The fund will not formally seek money managers for several months.
Others are at earlier stages of development, including:
Fundum, the Rome-based private pension fund for the sales, services and tourism sector, has reached its 3,000-member target, said Giuseppe Capanna, director general. "We expected a 15% takeup rate, but we have had to revise it upward -- to 20% of the total 8,000 people eligible."
Elections for the board of directors are to be held in January. "Since our members are self-employed, we really have no idea what the total invested will be," he said.
* The Arco pension fund, Milan, sent membership applications at the end of October to the 200,000 people who work in the 10,000-odd companies that make up Italy's wood furniture and furnishings manufacturing industry.
"The target set for us by COVIP, the regulatory authority, is 20,000 members and we should have a clearer picture as to when we will hit that figure by January," said Giacomo Ghirlandetti, head of industrial relations for Federlegno-Arredo, Milan, the trade association for Italy's wood and furniture manufacturers, and a member of the provisional board of directors.
* Alifond, Rome, aims to sign up 30,000 of the 200,000 workers in the food manufacturing trade. "When this target is reached," said Bruno Feligini, a member of the fund's provisional board of directors and a senior manager of Cesare Fiorucci SpA cooked meats company, "we can move on to the next stage, which is for the fund members to elect the board of directors."
* The Previcooper fund, Rome, hopes to have 5,000 participants by February. Officials ultimately hope to pull in 35,000 members out of a total 55,000 workers in the cooperative retail business.

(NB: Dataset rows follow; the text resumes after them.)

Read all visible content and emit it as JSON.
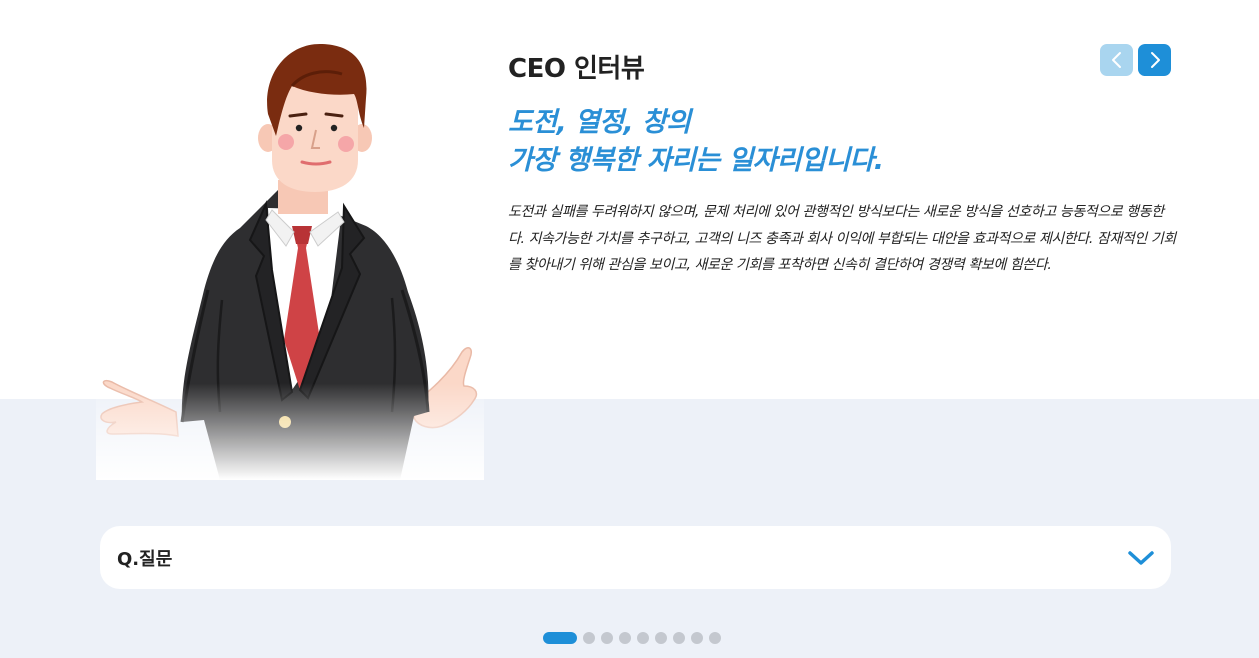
{
  "interview": {
    "title": "CEO 인터뷰",
    "headline_line1": "도전, 열정, 창의",
    "headline_line2": "가장 행복한 자리는 일자리입니다.",
    "body": "도전과 실패를 두려워하지 않으며, 문제 처리에 있어 관행적인 방식보다는 새로운 방식을 선호하고 능동적으로 행동한다. 지속가능한 가치를 추구하고, 고객의 니즈 충족과 회사 이익에 부합되는 대안을 효과적으로 제시한다. 잠재적인 기회를 찾아내기 위해 관심을 보이고, 새로운 기회를 포착하면 신속히 결단하여 경쟁력 확보에 힘쓴다."
  },
  "nav": {
    "prev_icon": "chevron-left-icon",
    "next_icon": "chevron-right-icon"
  },
  "faq": {
    "label": "Q.질문",
    "icon": "chevron-down-icon"
  },
  "pagination": {
    "total": 9,
    "active": 1
  },
  "colors": {
    "accent": "#1e8fd8",
    "accent_light": "#a9d5ef",
    "headline": "#2a8fd6",
    "band": "#edf1f8",
    "dot": "#c4c8cf"
  }
}
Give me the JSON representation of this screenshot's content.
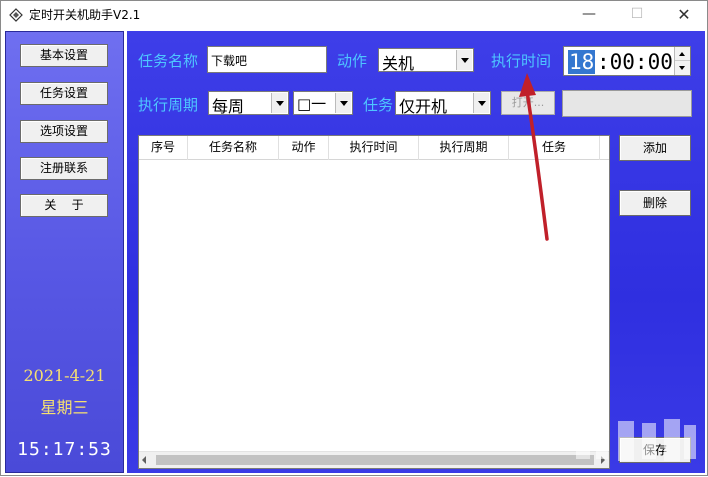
{
  "window": {
    "title": "定时开关机助手V2.1",
    "minimize": "—",
    "maximize": "☐",
    "close": "✕"
  },
  "sidebar": {
    "buttons": [
      "基本设置",
      "任务设置",
      "选项设置",
      "注册联系",
      "关    于"
    ],
    "date": "2021-4-21",
    "weekday": "星期三",
    "clock": "15:17:53"
  },
  "form": {
    "task_name_label": "任务名称",
    "task_name_value": "下载吧",
    "action_label": "动作",
    "action_value": "关机",
    "exec_time_label": "执行时间",
    "time_hour": "18",
    "time_rest": ":00:00",
    "period_label": "执行周期",
    "period_value": "每周",
    "weekday_value": "□一",
    "task_label": "任务",
    "task_value": "仅开机",
    "open_button": "打开..."
  },
  "table": {
    "columns": [
      "序号",
      "任务名称",
      "动作",
      "执行时间",
      "执行周期",
      "任务"
    ],
    "rows": []
  },
  "actions": {
    "add": "添加",
    "delete": "删除",
    "save": "保存"
  },
  "colors": {
    "label_color": "#4ec6ff",
    "date_color": "#f6e070",
    "panel_blue": "#3434e2",
    "arrow_red": "#c0202a"
  }
}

"We expect to have 45 billion lire under management in about two years' time," said Federico Genitoni, a member of the provisional board of directors.
Investment strategies will be decided by the elected board of directors, which will be elected by the middle of next year.
Other funds are taking the first steps in their formation. According to recent reports, these include: Previvolo, for the 2,000 Alitalia pilots and technical staff; Fondart, which applies to 50,000 people who are either craftsmen, or proprietors or partners in crafts or small-business concerns, as well as their family-member employees; Pegaso, covering 33,000 workers in the public sector energy, gas and water industries; Telemaco, which applies to 100,000 telecoms workers employed by Telecom Italia, TIM Telespazio, Stream, CSELT, Stet International, Scuola Reiss Romoli, Elettra TLC, Trainet and TMI Telemedia International; Previmoda, a fund for Italy's 900,000 textile workers; Fondo Pensione Artigiani Lombardi, for the Lombardy region crafts and tradespeople; Fondo Pensione Assologistica, for workers in the shipping industry; Fongiureco, for professionals in the legal and economic sectors; Fonser, for the services workers; and Foncer, for the ceramics industry workers.